Untreated Oral Disease in Texas Children

The Texas Dental Association commissioned a report detailing the state of oral health in Texas. Titled “Building Better Oral Health: A Dental Home for All Texas,” it looked at the economic, medical and social significance of untreated oral disease and gave feedback based on research on how to improve the oral health of the people who reside in the state.

During the research conducted for the report, children were found at great risk due to their vulnerability and reliance on adults to maintain their care.

Dr. Gregory Kerbel, DDS PLLC, highly acclaimed Family and Cosmetic Dentist located in Garland, Texas, says,

“Many parents simply don’t realize that the American Dental Association recommends a child should visit the dentist six months after their first tooth erupts or by their first birthday. The earlier preventive care begins, the higher likelihood of a healthy mouth for the rest of their life. Children with healthy teeth are at lower risk for many health concerns that affect the whole body.”

Some of the factors that affected the children in the studies conducted for the report were:


Children suffering from oral disease miss over 59 million hours of school each year according to the surgeon general of the United States. This affects their ability to learn and the ability of their schools to teach as funding is reliant on attendance. It’s a slippery slope when schools suffer from lack of funding that can disrupt the entire education process. Children who struggle to get the education they need from their early years find it very difficult to catch up and keep up with their peers.
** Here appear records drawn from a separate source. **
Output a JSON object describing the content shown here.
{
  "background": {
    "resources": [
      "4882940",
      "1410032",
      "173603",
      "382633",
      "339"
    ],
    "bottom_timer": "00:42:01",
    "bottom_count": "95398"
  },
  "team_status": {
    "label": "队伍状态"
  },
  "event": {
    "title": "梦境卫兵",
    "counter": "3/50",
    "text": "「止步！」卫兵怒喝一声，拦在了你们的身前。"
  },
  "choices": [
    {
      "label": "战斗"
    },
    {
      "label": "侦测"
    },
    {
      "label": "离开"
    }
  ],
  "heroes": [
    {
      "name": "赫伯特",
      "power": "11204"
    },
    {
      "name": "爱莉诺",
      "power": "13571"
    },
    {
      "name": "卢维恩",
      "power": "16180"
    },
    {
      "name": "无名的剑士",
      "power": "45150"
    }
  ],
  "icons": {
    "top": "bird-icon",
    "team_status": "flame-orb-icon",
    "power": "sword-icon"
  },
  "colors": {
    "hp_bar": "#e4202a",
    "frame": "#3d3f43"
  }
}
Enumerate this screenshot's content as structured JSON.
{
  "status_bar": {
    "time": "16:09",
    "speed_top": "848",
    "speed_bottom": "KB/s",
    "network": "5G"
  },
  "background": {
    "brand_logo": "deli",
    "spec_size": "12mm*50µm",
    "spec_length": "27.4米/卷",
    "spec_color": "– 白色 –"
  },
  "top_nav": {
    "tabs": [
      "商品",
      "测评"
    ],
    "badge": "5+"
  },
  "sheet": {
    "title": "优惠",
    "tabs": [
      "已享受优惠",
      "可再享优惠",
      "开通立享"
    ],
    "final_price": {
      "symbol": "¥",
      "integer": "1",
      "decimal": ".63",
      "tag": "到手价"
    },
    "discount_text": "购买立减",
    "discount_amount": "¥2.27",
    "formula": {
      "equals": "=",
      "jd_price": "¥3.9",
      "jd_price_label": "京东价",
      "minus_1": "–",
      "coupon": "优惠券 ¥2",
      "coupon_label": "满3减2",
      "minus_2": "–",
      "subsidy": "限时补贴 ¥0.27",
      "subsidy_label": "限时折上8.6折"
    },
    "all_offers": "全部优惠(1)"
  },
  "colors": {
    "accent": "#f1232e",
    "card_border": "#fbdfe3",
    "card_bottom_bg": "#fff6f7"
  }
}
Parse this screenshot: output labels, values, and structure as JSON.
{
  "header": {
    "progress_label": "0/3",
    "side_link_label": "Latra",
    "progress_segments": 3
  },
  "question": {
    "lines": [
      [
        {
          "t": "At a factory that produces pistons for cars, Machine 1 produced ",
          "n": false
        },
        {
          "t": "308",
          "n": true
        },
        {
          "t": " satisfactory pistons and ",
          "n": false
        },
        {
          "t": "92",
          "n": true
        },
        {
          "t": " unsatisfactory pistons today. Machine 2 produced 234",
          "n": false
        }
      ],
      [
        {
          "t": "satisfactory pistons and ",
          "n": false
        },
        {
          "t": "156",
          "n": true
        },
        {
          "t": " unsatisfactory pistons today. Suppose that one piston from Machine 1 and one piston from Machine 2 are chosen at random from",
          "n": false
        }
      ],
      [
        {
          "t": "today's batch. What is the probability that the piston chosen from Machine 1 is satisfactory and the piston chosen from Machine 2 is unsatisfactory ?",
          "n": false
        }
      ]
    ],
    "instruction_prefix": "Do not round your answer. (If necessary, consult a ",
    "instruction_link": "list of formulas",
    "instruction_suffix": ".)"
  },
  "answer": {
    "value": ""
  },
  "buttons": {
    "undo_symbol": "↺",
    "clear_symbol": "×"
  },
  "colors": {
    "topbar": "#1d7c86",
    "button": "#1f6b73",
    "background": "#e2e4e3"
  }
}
Oral disease, especially when left untreated, doesn’t just affect the mouth. These diseases can enter the bloodstream, and more than 120 systemic diseases come from the oral cavity. Conditions that show association with oral diseases include diabetes, heart disease, stroke and even bacterial pneumonia. Among American children, tooth decay is the most common chronic disease, and it is almost entirely preventable.


Children affected by oral disease often have trouble eating, sleeping and speaking. This can affect how they interact with their peers, teachers, and caregivers. It can also greatly harm their self-esteem during very important formative years. As they grow and develop into adults, their negative feelings about their appearance can translate into trouble socializing and finding employment.

The number one recommendation listed by the report to improve these concerns involved a “dental home” for every Texan. A dental home is a primary dental provider seen at regular intervals with an established relationship with the patient. Children aged 1 to 5 were deemed the most important in this initiative to establish a dental provider that they develop a relationship with and see at least every six months when healthy.

Kerbel says,

“Tooth decay during a child’s formative years can have serious implications to their long-term well being. Finding a dental home for your family allows for a trusting relationship between dental professional and each member of the family. Regular visits, every six months, with the same provider, allow them to become familiar with the unique structure and details of each individual patient. Then, if something looks off, we can spot it right away. Early detection leads to less invasive and less costly treatment plans. Children also become comfortable with visits to the dentist when they know what to expect and recognize friendly faces. Establishing these healthy habits early on and positive associations with dental appointments can lead to a lifetime of good oral health.”

Another way the report suggested helping children avoid untreated oral health concerns is to require an oral exam before enrolling in school just like a physical exam is required. Other states have found great success with these measures and Texas hopes to follow suit.